Thursday, November 10, 2011

Remembrance Day

I was delighted to read that traffic in Inverness will stop for two minutes at 11.00 tomorrow, 11 November, to mark the memory of  all those servicemen who fell in the First World War and subsequent conflicts. This move which augments tributes that will be paid at War Memorials throughout the land this Sunday is a welcome move to bring this extraordinary sacrifice into people's daily lives.

I was at Eilean Donan Castle recently, looking at the memorial to the MacRaes who gave their lives in the two wars. I re-read the poem by John MacRae, a Canadian, which led to the poppy becoming the emblem of Remembrance:

In Flanders fields the poppies grow
Between the crosses, row on row,
That mark our place; whilst in the sky
The larks, still bravely singing, fly 
Scarce heard amidst the guns below.

We are the dead. Short days ago
We lived, felt dawn, saw sunset glow,
Loved and were loved and now we lie
In Flanders fields. 

On the first day of the Battle of the Somme, 1 July 1916, the British Army suffered nearly 60,000 casualties - that's nearly the population of Inverness.

I, too, will be pausing for two minutes at 11.00 tomorrow.

Saturday, November 05, 2011

Guy Fawkes Day and the 'Winter Queen'

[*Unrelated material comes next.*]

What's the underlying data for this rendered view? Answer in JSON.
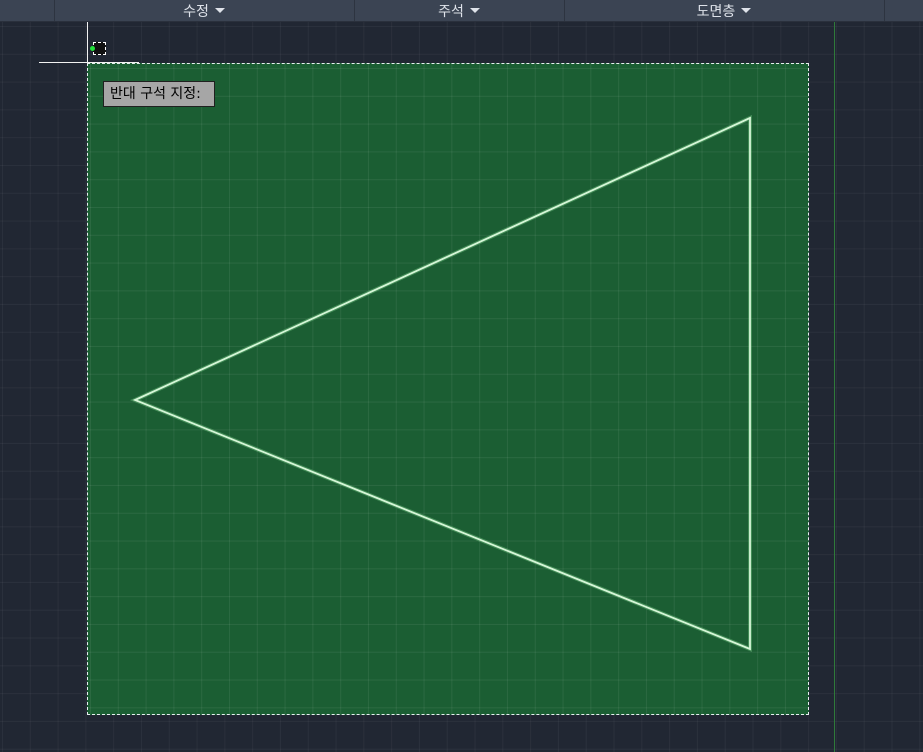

Today is an ideal Guy Fawkes Day - clear, crisp and a Saturday. There will be fireworks throughout the United Kingdom tonight and massive bonfires topped with a 'guy', a stuffed effigy of Guy Fawkes who, on 5 November 1605, hoped to make a bonfire of the Houses of Parliament thereby killing the king.

The king in question was King James VI of Scotland (right), son of Mary Queen of Scots, and recently crowned James I of England. Guy Fawkes and his co-conspirators were aggrieved that James, a Protestant (albeit with a Roman Catholic mother and wife) was not resisting anti-Catholic legislation.

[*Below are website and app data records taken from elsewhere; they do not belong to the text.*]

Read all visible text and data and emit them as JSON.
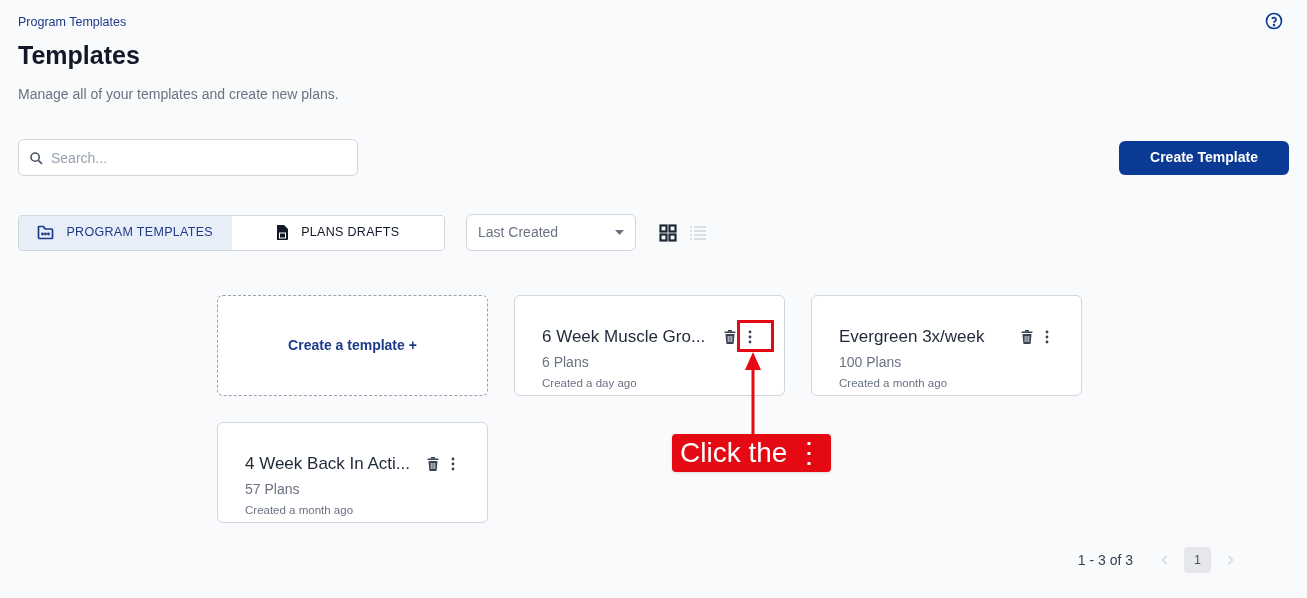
{
  "breadcrumb": "Program Templates",
  "title": "Templates",
  "description": "Manage all of your templates and create new plans.",
  "search": {
    "placeholder": "Search..."
  },
  "create_button": "Create Template",
  "tabs": [
    {
      "label": "PROGRAM TEMPLATES",
      "selected": true,
      "kind": "folder"
    },
    {
      "label": "PLANS DRAFTS",
      "selected": false,
      "kind": "file"
    }
  ],
  "sort": {
    "value": "Last Created"
  },
  "view_toggle": [
    {
      "kind": "grid",
      "selected": true
    },
    {
      "kind": "list",
      "selected": false
    }
  ],
  "cards": [
    {
      "kind": "create",
      "label": "Create a template +"
    },
    {
      "kind": "template",
      "name": "6 Week Muscle Gro...",
      "plans": "6 Plans",
      "created": "Created a day ago",
      "highlighted": true
    },
    {
      "kind": "template",
      "name": "Evergreen 3x/week",
      "plans": "100 Plans",
      "created": "Created a month ago",
      "highlighted": false
    },
    {
      "kind": "template",
      "name": "4 Week Back In Acti...",
      "plans": "57 Plans",
      "created": "Created a month ago",
      "highlighted": false
    }
  ],
  "annotation": {
    "text": "Click the ⋮"
  },
  "pagination": {
    "range": "1 - 3 of 3",
    "pages": [
      {
        "label": "1",
        "selected": true
      }
    ]
  }
}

The story twists and turns and is well told here and here. In essence the plot was that with the king and his elder son dead, his nine year old daughter Elizabeth would become Queen of a newly Catholic country. Well, Fawkes was discovered on 4 November and Elizabeth grew up to marry the German Frederick V, Elector Palatinate. For just a few months in the winter of 1619/1620 Frederick became King of Bohemia, and known as 'The Winter King'; thus Elisabeth acquired her moniker 'Winter Queen'.

Elisabeth, who was born in Falkland Palace in Fife and brought up at Linlithgow Palace near Edinburgh, would surely have considered herself a Scot; her portrait hangs in the Scottish National Portrait Gallery. It is therefore doubly ironic that Elizabeth whom Guy Fawkes wished to crown as a Catholic Queen is remembered principally as the Grandmother of George I, who was preferred to the Cathoic James Stuart, the exiled de jure king, when Queen Anne died in 1714. George, a Protestant, became the first monarch of the House of Hanover, leapfrogging more than 50 Roman Catholics who had a better claim to the throne! There followed 32 years of Jacobite Risings, seeking to right this perceived wrong.

Elizabeth died in England, whilst visiting her nephew Charles II who was fond of her and insisted that some of the 'barbarous' names in his new territories across the Atlantic were named after her, hence the Elizabeth River in Southeastern Virginia and Cape Elizabeth in Maine.

Happy Guy Fawkes Day!